Eliminating words, refocusing Barthes’s famous definition of theatricality as “theatre minus text”, Fret achieves a symphonic effect of images and a visual impact of music. The trademark of Fret’s style, the ineffable dimension that particularises his work in the context of ritualistic performance today, is the authenticity of his art. Never stressing the effects to the detriment of substance, always starting from the source of the story and moving towards the unpredictable reception of the show in its finite form, he creates an organic, truly genuine experience for those prepared to enter his universe. A universe they are all invited to enter not in order to lose themselves in its heightened energy, but rather to reaffirm their respective selves through conscious presence. Heidegger believed that existence meant being there. In Fret’s definition of the theatrical encounter, the existence of the victim is justified through the performer’s being there, which is in turn legitimised only by the spectator’s witnessing. Consequently, theatre criticism becomes a testament to this process of witnessing, more than a retrospective rational analysis of that which belongs in the realm of spiritual participation.
We are all Armine
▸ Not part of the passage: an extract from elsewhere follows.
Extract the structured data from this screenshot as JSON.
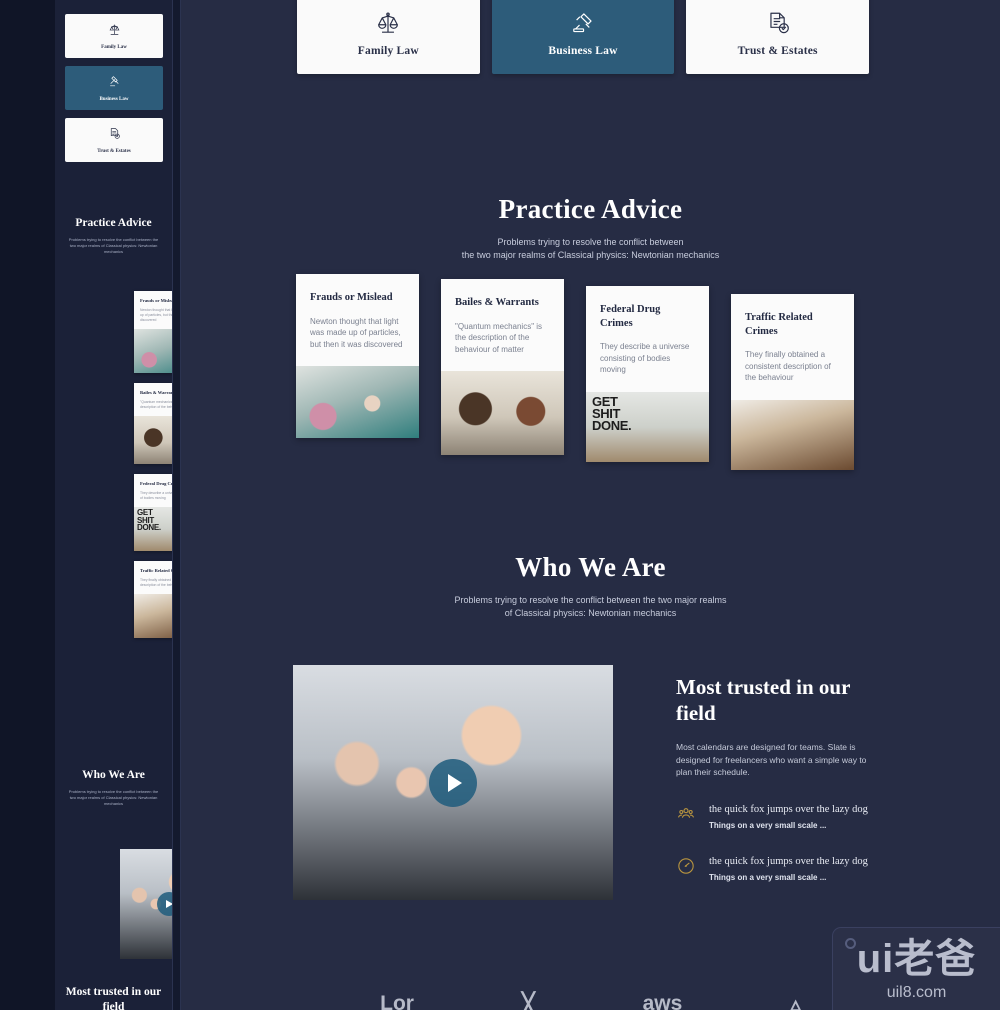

Fret’s adventure into the traumatic memory of the Armenian past has an immediacy beyond its historical meaning. His show is the opposite of docudrama, far removed from the patterns of storytelling involved in the engaged, militant “community theatre”. Indeed, this way of understanding history and the approach to presenting it on stage have almost nothing in common with the attempts of so many contemporary directors who feel the urge to recompose cultural memory from the fragments of archive material. Fret deconstructs history, aiming to make it real, turning it into the tangible humanity of the actors. Particularly in the context of Polish theatre, so often obsessed with the damages wrought by the twentieth century within a national framework, his sense of rereading and rewriting the text of history through theatre is simply unique. It creates an improbable balance between the clear accuracy of the story, in terms of both time and space, and the unmistakable universality and atemporality of its meaning. Armine, Sister avoids any present-day association. It defies any temptation to equate the suffering of Armine with the ordeal of contemporary victims of any kind. Yet, despite all its sense of historical specificity, the enduring message of Fret’s creation touches upon the existence of each and every single person in the audience, who begins empathising with the “pain of others”, past or present, close or far away. Thanks to this epiphany, any critique of the show in fact becomes the spiritual testimony of a reliable witness.